The latest Forbes list of finance wunderkinder ‘30 under 30’ is enough to make even most heavy-hitters feel hopelessly inadequate.
While most people are still couch surfing and living off the Bank of Mum and Dad in their early 20s, most of those on this year’s Forbes list run successful and hugely lucrative businesses, manage billions of dollars, or have climbed to the top of a very competitive pile to be top in their game.
The list is dominated by finance professionals at banks and hedge funds, while others have used time spent working for traditional financial services companies as a springboard to start their own companies.
We asked a number of executive coaches what these young over-achievers have in common, and how other young financial professionals who aspire to similar greatness can hope to emulate their success.
Kully Jaswal, a Hong Kong-based executive coach for the past four years, prior to which she was a director at Deloitte, says such driven and dynamic young professionals tend to have very high IQs and EQs.
“They understand people, and they have strong communications and leadership skills.”
She says that alongside their competitive natures and passion for what they do, they would also tend to be very resilient individuals with high levels of energy.
Charlie Lang, an executive coach and managing partner of Progress-U Group, which has offices in several Asian centres, agrees, saying that their ‘surprisingly high EQs’ give them the ability to influence successfully those who considered putting them into these positions in the first place.
“From my experience coaching young successful managers in finance, they also have an extremely high drive to achieve and therefore are ready to go the extra mile without hesitation. They also tend to be highly optimistic people who are willing to take calculated risks backed by a belief that you won’t make big steps if you don’t ‘play to win’, unlike most others ‘playing not to lose’.”
Professor Dan Levin, dean at the Aventis School of Management in Singapore, which offers career coaching, says that key characteristics of these rising stars include “a deep sense of purpose and passion that powers their ability to strive under pressure”.
He points out that they would also have clarity of thought and strong communication skills that enable them to present their vision and views to the stakeholders such as investors, boards, and colleagues with confidence.
But he also notes out that the financial services industry tends to place less weight on seniority in judging the readiness of employees for advancement.
“High performers can move ahead regardless of age. As a result, working in financial services can be attractive and rewarding for such high flyers. Successful professionals are also more likely to be judged by their ability to juggle multiple responsibilities, often beyond the official job description. Thus a premium is placed on quick thinking and results.”
Achieving such significant milestones as those on the list have takes more than glowing personality attributes. The coaches polled by eFinancialCareers were in agreement about how aspirant 30 Under 30-ers could strive for this goal: continuous self improvement.
See Luan Foo, an executive coach operating from Singapore and Kuala Lumpur, says ambitious young finance professionals should embrace continuous learning. Furthermore, they should accept vulnerability in self and take corrective action, but they must remain ‘gutsy and action-oriented’.
“Be humble and trust your inner voice. Don’t follow the crowd and ask questions rather than give answers,” See Luan says.
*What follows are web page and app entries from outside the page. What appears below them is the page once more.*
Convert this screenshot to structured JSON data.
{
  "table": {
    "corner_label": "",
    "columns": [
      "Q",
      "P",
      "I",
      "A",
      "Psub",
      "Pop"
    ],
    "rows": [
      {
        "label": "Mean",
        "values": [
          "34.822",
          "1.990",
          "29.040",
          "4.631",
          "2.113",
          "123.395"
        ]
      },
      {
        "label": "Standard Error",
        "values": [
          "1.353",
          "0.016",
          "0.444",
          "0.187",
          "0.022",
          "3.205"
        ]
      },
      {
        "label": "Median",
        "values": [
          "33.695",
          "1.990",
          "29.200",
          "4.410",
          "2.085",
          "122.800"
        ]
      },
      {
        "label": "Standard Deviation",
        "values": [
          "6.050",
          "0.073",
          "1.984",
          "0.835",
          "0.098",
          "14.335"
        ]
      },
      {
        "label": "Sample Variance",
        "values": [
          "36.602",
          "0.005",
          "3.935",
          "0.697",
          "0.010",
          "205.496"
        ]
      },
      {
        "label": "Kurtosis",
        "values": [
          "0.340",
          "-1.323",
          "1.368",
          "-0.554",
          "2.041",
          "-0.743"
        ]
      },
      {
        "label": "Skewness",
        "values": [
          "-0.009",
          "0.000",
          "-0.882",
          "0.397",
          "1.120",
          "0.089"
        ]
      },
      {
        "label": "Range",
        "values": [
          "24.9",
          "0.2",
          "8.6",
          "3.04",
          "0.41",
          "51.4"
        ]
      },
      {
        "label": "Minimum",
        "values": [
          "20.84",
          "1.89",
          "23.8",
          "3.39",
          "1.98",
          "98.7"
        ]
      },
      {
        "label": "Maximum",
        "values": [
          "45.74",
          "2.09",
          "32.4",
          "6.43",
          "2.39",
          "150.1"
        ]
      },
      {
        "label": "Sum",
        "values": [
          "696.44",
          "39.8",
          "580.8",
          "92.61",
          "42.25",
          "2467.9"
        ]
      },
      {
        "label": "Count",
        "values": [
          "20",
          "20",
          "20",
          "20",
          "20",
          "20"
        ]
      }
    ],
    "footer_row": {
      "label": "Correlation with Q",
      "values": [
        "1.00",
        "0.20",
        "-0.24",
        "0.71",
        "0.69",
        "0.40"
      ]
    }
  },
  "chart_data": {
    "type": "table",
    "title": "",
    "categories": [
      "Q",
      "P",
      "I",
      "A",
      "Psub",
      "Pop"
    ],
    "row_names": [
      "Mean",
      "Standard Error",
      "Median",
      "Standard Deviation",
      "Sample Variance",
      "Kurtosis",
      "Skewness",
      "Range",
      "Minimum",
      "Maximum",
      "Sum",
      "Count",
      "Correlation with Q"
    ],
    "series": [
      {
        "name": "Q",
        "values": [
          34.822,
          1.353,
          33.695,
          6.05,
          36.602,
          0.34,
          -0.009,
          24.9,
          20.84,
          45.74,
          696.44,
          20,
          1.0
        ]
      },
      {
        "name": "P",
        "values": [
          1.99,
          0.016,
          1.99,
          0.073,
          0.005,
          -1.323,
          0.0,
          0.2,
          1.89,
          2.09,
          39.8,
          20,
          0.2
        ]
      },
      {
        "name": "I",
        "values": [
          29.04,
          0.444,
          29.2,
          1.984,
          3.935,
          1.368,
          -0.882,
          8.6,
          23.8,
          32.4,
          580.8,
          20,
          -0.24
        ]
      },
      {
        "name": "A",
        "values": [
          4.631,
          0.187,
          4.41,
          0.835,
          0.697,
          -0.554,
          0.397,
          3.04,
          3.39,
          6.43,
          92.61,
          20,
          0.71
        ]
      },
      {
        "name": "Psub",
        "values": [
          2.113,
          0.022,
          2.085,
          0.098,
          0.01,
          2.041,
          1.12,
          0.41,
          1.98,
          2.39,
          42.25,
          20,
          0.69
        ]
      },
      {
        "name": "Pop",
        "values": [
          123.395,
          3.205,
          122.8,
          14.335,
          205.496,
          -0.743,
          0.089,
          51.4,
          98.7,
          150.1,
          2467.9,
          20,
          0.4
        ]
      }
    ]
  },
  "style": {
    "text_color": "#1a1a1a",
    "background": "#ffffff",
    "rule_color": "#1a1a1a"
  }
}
Perhaps in a similar vein, Jaswal says that young professionals should look to develop their EQ as this plays a very significant role.
Lang says that young professionals looking to emulate these stellar successes should focus on continuous improvement.
“Be clear and focused on what you want to achieve. Go the extra mile, take calculated risks and recognise that other people will decide how fast you can progress. So build good relationships and learn how to be influential.”